Data excerpts ->

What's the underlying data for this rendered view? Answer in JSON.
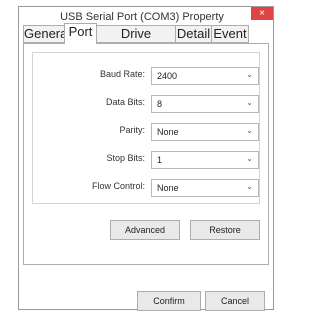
{
  "window": {
    "title": "USB Serial Port (COM3) Property",
    "close_glyph": "×"
  },
  "tabs": [
    {
      "label": "General",
      "active": false
    },
    {
      "label": "Port",
      "active": true
    },
    {
      "label": "Drive Program",
      "active": false
    },
    {
      "label": "Detail",
      "active": false
    },
    {
      "label": "Event",
      "active": false
    }
  ],
  "port_settings": [
    {
      "label": "Baud Rate:",
      "value": "2400"
    },
    {
      "label": "Data Bits:",
      "value": "8"
    },
    {
      "label": "Parity:",
      "value": "None"
    },
    {
      "label": "Stop Bits:",
      "value": "1"
    },
    {
      "label": "Flow Control:",
      "value": "None"
    }
  ],
  "buttons": {
    "advanced": "Advanced",
    "restore": "Restore",
    "confirm": "Confirm",
    "cancel": "Cancel"
  },
  "icons": {
    "dropdown": "chevron-down-icon",
    "close": "close-icon"
  },
  "colors": {
    "close_button": "#e04343"
  }
}
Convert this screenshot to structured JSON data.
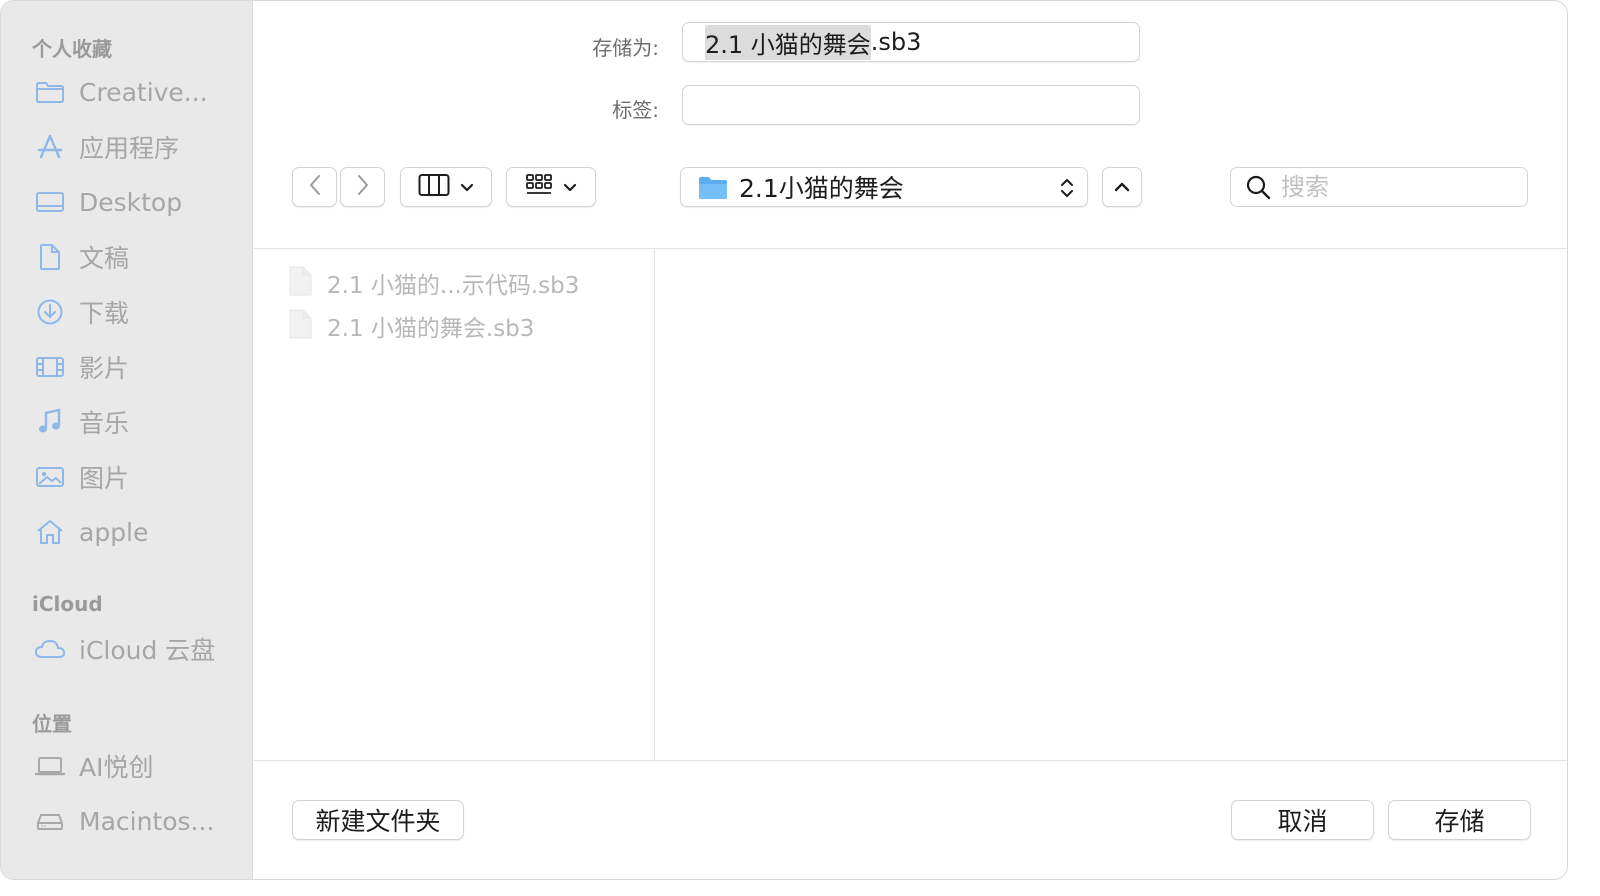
{
  "sidebar": {
    "sections": {
      "favorites": "个人收藏",
      "icloud": "iCloud",
      "locations": "位置"
    },
    "favorites": [
      {
        "label": "Creative...",
        "icon": "folder-icon"
      },
      {
        "label": "应用程序",
        "icon": "applications-icon"
      },
      {
        "label": "Desktop",
        "icon": "desktop-icon"
      },
      {
        "label": "文稿",
        "icon": "document-icon"
      },
      {
        "label": "下载",
        "icon": "download-icon"
      },
      {
        "label": "影片",
        "icon": "movies-icon"
      },
      {
        "label": "音乐",
        "icon": "music-icon"
      },
      {
        "label": "图片",
        "icon": "pictures-icon"
      },
      {
        "label": "apple",
        "icon": "home-icon"
      }
    ],
    "icloud": [
      {
        "label": "iCloud 云盘",
        "icon": "cloud-icon"
      }
    ],
    "locations": [
      {
        "label": "AI悦创",
        "icon": "laptop-icon"
      },
      {
        "label": "Macintos...",
        "icon": "disk-icon"
      }
    ]
  },
  "form": {
    "save_as_label": "存储为:",
    "save_as_selected": "2.1 小猫的舞会",
    "save_as_extension": ".sb3",
    "tags_label": "标签:",
    "tags_value": ""
  },
  "toolbar": {
    "location": "2.1小猫的舞会",
    "search_placeholder": "搜索"
  },
  "files": [
    {
      "name": "2.1 小猫的...示代码.sb3"
    },
    {
      "name": "2.1 小猫的舞会.sb3"
    }
  ],
  "buttons": {
    "new_folder": "新建文件夹",
    "cancel": "取消",
    "save": "存储"
  },
  "colors": {
    "sidebar_bg": "#e9e9e9",
    "sidebar_icon": "#8fb8e8",
    "folder_blue": "#5aaef0",
    "disabled_text": "#b8b8b8"
  }
}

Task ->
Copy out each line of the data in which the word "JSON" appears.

Answer box ->
What's the underlying data for this rendered view? Answer in JSON.
Convert this screenshot to structured JSON data.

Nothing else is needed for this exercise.